The Ainu people, who are approximately 20 000 in number are the only officially recognized indigenous peoples in Japan. After lengthy battles by the Ainu people, the Japanese government finally recognized them as Indigenous Peoples of Japan, which is a real victory for the Ainu community, but Ainu indigenous peoples’ representatives say that the struggles of Ainu are not over yet. They continue to face discrimination, they are not yet free to celebrate their culture, to speak the Ainu language or to express their distinct identity.
Indigenous Rights Radio Producer Avexnim Cojtí Ren investigates the movement to repatriate sacred objects, remains, and cultural patrimony taken without consent from Indigenous Peoples by governments, collectors, and individuals. Concepts of ownership, histories of oppression, methods of legal recourse, and recent examples of repatriation attempts all play an important role in the prospects for the return of heritage items to Indigenous Peoples.
Indigenous Rights Radio producer Shaldon Ferris (KhoiSan) investigates the impacts of fishing regulations on Indigenous groups who have fished as a part of their livelihoods for centuries.

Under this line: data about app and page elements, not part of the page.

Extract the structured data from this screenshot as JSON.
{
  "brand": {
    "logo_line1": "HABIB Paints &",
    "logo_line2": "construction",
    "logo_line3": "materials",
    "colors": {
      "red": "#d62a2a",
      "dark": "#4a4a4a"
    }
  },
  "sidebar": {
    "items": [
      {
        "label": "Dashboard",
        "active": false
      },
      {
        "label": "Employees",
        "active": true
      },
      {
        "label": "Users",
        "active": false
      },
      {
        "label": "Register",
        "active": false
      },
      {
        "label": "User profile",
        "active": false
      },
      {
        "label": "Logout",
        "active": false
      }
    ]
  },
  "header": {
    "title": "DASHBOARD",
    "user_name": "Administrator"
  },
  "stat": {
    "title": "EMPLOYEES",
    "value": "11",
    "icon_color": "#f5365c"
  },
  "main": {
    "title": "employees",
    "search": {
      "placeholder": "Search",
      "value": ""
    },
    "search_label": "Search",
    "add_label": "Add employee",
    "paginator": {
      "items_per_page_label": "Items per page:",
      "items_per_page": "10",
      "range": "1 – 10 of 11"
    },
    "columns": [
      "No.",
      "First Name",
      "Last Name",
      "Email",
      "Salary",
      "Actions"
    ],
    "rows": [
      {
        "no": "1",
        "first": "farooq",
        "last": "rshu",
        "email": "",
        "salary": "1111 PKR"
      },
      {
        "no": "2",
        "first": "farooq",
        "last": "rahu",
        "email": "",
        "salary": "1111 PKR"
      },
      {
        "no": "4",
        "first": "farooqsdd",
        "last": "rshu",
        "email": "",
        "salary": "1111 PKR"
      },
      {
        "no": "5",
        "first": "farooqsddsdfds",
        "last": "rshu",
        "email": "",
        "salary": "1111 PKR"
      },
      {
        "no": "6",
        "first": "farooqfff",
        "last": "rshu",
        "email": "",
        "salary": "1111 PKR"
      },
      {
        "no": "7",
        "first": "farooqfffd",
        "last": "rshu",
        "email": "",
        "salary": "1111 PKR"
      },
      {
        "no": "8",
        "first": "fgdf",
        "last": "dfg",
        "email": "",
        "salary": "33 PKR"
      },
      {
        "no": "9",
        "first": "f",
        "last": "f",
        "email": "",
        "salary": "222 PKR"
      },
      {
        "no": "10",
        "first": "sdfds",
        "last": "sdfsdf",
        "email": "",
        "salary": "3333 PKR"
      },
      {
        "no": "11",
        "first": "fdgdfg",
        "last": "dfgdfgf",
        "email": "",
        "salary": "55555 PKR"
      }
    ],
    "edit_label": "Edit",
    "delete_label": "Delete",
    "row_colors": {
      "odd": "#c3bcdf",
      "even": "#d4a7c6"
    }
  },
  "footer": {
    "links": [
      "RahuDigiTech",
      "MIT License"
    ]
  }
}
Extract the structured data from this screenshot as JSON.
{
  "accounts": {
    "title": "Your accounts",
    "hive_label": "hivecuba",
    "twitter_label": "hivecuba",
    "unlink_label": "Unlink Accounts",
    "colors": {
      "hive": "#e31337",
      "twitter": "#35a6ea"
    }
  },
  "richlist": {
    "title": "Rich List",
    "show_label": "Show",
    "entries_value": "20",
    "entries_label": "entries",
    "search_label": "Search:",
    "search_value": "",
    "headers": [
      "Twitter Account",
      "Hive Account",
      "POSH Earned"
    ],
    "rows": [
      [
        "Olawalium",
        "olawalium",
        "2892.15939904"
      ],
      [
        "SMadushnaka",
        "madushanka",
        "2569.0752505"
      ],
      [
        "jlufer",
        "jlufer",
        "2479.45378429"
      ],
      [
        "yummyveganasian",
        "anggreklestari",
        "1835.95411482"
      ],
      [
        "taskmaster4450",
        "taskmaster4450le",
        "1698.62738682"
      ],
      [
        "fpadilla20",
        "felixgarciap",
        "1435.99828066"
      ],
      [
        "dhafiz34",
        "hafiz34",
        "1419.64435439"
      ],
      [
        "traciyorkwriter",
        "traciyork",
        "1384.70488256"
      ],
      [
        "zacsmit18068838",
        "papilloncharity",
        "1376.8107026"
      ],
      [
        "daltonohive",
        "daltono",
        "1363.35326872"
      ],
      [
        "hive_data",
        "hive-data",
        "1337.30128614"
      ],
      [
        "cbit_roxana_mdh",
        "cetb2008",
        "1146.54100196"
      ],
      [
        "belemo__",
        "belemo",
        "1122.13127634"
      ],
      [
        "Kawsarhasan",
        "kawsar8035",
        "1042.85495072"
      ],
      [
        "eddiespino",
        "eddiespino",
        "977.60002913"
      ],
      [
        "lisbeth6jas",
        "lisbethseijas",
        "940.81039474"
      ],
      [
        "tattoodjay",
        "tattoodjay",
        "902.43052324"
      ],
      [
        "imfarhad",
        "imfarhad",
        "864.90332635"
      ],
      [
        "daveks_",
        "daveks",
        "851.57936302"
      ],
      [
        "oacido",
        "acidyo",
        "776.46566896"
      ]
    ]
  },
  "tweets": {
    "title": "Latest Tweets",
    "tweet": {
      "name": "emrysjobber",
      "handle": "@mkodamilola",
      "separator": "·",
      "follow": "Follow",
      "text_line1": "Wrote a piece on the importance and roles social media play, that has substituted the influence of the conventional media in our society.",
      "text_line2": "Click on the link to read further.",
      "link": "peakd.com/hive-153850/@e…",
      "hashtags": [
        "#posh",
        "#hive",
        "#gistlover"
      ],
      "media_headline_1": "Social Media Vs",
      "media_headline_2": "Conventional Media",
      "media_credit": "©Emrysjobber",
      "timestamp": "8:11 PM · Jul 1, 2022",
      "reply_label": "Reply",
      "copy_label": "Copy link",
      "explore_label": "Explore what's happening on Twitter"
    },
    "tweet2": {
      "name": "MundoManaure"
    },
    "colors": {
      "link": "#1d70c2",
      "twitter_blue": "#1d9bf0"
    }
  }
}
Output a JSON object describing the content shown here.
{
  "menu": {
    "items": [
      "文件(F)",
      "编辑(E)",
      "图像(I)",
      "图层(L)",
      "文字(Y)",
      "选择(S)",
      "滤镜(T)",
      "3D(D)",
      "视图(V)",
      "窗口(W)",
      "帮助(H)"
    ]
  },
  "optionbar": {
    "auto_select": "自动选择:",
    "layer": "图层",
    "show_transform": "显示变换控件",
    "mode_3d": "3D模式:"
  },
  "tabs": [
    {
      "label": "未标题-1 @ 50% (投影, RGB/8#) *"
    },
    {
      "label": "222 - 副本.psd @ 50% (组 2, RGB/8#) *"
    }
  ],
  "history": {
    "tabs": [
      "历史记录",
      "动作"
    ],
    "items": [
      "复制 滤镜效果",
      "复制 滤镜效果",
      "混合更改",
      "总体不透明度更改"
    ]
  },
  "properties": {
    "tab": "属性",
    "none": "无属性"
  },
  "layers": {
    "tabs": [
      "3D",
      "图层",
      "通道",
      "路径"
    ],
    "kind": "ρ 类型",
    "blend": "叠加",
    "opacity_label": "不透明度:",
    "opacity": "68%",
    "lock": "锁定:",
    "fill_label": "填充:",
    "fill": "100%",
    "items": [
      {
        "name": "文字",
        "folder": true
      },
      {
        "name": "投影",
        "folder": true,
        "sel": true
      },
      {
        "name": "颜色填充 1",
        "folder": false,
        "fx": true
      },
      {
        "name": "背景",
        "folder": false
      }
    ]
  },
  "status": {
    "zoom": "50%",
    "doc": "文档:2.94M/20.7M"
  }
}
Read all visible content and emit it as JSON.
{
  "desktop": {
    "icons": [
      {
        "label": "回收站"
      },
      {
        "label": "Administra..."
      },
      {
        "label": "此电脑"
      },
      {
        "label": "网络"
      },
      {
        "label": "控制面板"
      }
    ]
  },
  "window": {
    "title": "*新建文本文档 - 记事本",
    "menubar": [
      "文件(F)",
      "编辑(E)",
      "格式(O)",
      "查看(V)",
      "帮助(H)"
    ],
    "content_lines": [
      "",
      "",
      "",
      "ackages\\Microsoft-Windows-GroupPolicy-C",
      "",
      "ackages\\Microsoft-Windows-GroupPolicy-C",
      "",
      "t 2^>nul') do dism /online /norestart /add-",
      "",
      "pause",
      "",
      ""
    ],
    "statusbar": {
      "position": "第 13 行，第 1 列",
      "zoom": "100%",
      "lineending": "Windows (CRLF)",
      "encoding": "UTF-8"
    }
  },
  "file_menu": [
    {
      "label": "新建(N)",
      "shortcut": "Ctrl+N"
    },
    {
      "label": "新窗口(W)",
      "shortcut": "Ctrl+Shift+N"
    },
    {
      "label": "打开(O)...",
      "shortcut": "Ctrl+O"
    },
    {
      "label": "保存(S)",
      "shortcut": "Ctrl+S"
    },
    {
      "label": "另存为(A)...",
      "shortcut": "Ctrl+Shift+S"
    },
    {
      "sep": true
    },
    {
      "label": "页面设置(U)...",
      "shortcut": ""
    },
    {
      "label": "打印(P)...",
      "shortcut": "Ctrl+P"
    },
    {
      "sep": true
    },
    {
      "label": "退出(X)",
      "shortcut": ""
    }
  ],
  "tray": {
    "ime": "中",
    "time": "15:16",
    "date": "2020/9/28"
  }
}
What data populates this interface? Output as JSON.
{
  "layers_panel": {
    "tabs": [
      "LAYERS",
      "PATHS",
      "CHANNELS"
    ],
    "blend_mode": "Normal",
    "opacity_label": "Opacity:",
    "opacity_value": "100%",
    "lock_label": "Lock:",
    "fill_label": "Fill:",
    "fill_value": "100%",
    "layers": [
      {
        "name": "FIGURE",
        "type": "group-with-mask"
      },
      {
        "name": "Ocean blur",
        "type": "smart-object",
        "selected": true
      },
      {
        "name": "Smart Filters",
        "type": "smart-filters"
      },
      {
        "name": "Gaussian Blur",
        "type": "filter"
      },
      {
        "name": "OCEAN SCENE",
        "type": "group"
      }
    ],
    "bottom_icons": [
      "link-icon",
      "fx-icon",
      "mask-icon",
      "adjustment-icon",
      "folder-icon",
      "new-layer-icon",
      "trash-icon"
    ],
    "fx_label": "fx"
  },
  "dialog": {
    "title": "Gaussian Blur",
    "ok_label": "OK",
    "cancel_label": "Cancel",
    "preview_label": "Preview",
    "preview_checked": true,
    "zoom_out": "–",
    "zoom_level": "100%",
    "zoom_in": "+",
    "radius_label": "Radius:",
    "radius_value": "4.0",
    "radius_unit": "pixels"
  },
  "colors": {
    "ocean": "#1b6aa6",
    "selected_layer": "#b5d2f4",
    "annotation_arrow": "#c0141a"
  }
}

The Convention on Biological Diversity, an international agreement which has inspired the implementation of many current fishing regulations, specifically discusses the importance of collaborating with Indigenous communities in order to preserve cultural knowledge in the pursuit of ecological preservation.